= Beginning of Section =

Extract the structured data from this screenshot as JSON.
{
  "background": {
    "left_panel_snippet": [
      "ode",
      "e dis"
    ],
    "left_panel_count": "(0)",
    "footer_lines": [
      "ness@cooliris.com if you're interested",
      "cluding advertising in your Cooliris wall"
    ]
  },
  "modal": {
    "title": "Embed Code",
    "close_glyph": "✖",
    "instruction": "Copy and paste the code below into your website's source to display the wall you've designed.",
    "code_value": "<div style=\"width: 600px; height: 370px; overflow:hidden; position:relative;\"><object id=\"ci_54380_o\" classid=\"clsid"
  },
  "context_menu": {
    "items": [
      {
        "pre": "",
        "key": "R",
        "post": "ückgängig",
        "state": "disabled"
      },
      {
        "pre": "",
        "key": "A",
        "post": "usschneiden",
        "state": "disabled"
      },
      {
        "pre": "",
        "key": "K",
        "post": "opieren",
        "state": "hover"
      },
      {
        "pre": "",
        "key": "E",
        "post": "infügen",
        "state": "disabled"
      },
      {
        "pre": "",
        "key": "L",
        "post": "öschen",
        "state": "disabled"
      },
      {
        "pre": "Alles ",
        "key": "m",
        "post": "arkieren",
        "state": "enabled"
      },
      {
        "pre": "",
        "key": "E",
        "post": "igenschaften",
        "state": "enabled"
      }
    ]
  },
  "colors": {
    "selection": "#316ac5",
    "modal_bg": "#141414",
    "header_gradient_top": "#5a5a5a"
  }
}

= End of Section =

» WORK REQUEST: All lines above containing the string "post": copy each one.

» PROBLEM SOLUTION:
        "post": "ückgängig",
        "post": "usschneiden",
        "post": "opieren",
        "post": "infügen",
        "post": "öschen",
        "post": "arkieren",
        "post": "igenschaften",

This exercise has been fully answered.